[Stored items from a collection]
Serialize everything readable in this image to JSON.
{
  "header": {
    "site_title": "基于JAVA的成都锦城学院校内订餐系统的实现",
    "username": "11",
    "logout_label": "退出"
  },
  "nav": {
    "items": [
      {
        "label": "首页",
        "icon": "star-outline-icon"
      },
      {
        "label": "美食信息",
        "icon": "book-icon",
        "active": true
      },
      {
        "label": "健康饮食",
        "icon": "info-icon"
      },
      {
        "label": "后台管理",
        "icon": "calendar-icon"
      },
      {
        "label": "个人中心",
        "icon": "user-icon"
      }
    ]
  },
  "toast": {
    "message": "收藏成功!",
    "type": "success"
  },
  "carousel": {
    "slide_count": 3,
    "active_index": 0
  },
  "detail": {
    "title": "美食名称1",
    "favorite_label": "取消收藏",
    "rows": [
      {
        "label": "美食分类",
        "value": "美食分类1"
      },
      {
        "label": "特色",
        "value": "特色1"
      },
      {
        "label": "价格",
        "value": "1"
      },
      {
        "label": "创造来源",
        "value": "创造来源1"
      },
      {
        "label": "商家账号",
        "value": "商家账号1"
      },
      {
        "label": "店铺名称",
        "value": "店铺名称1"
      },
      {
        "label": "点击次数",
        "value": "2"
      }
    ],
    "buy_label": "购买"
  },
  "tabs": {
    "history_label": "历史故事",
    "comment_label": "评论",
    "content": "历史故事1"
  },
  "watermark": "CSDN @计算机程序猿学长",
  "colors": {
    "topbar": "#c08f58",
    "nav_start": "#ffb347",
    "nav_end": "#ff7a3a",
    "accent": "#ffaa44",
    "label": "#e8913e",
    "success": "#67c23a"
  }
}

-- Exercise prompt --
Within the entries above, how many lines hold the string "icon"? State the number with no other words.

-- Solution for this task --
5